Items from a data source:

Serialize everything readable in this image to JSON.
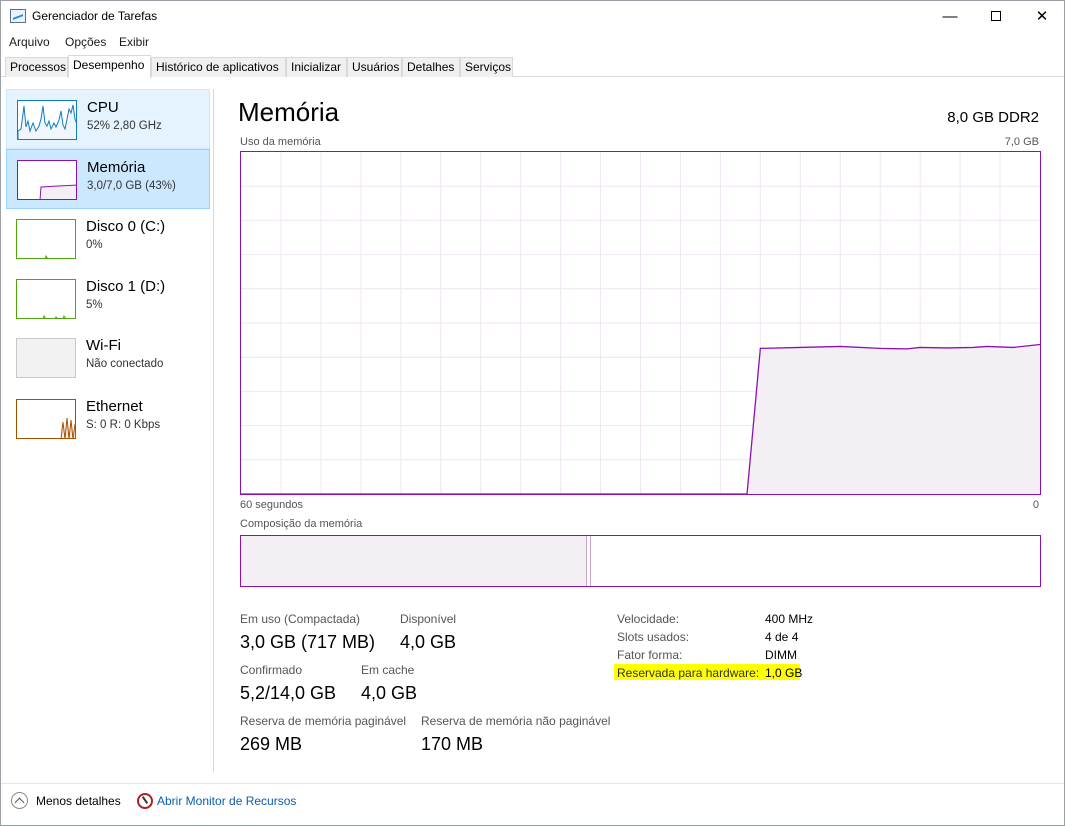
{
  "window": {
    "title": "Gerenciador de Tarefas",
    "controls": {
      "minimize": "—",
      "close": "✕"
    }
  },
  "menu": [
    "Arquivo",
    "Opções",
    "Exibir"
  ],
  "tabs": [
    "Processos",
    "Desempenho",
    "Histórico de aplicativos",
    "Inicializar",
    "Usuários",
    "Detalhes",
    "Serviços"
  ],
  "active_tab": "Desempenho",
  "sidebar": {
    "items": [
      {
        "name": "CPU",
        "sub": "52% 2,80 GHz",
        "color": "#117dbb",
        "icon": "cpu-graph"
      },
      {
        "name": "Memória",
        "sub": "3,0/7,0 GB (43%)",
        "color": "#8b12ae",
        "icon": "memory-graph"
      },
      {
        "name": "Disco 0 (C:)",
        "sub": "0%",
        "color": "#4da60c",
        "icon": "disk-graph"
      },
      {
        "name": "Disco 1 (D:)",
        "sub": "5%",
        "color": "#4da60c",
        "icon": "disk-graph"
      },
      {
        "name": "Wi-Fi",
        "sub": "Não conectado",
        "color": "#a6a6a6",
        "icon": "wifi-graph"
      },
      {
        "name": "Ethernet",
        "sub": "S: 0 R: 0 Kbps",
        "color": "#a74f01",
        "icon": "ethernet-graph"
      }
    ],
    "selected": 1,
    "hovered": 0
  },
  "main": {
    "title": "Memória",
    "spec": "8,0 GB DDR2",
    "usage_label": "Uso da memória",
    "usage_max": "7,0 GB",
    "time_left": "60 segundos",
    "time_right": "0",
    "composition_label": "Composição da memória",
    "stats": {
      "in_use_label": "Em uso (Compactada)",
      "in_use_value": "3,0 GB (717 MB)",
      "available_label": "Disponível",
      "available_value": "4,0 GB",
      "committed_label": "Confirmado",
      "committed_value": "5,2/14,0 GB",
      "cached_label": "Em cache",
      "cached_value": "4,0 GB",
      "paged_pool_label": "Reserva de memória paginável",
      "paged_pool_value": "269 MB",
      "nonpaged_pool_label": "Reserva de memória não paginável",
      "nonpaged_pool_value": "170 MB"
    },
    "details": [
      {
        "label": "Velocidade:",
        "value": "400 MHz"
      },
      {
        "label": "Slots usados:",
        "value": "4 de 4"
      },
      {
        "label": "Fator forma:",
        "value": "DIMM"
      },
      {
        "label": "Reservada para hardware:",
        "value": "1,0 GB",
        "highlighted": true
      }
    ]
  },
  "footer": {
    "fewer_details": "Menos detalhes",
    "open_monitor": "Abrir Monitor de Recursos"
  },
  "chart_data": {
    "type": "area",
    "title": "Uso da memória",
    "xlabel": "",
    "ylabel": "",
    "x_range_seconds": [
      60,
      0
    ],
    "ylim": [
      0,
      7.0
    ],
    "grid": true,
    "color": "#8b12ae",
    "x": [
      60,
      22,
      21,
      18,
      15,
      12,
      10,
      9,
      7,
      5,
      4,
      2,
      0
    ],
    "values": [
      0,
      0,
      2.98,
      3.0,
      3.02,
      2.98,
      2.97,
      3.0,
      2.99,
      3.0,
      3.02,
      3.0,
      3.06
    ],
    "composition": {
      "in_use_fraction": 0.43,
      "modified_fraction": 0.005
    }
  }
}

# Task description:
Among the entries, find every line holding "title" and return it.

# Answer below:
    "title": "Gerenciador de Tarefas",
    "title": "Memória",
    "title": "Uso da memória",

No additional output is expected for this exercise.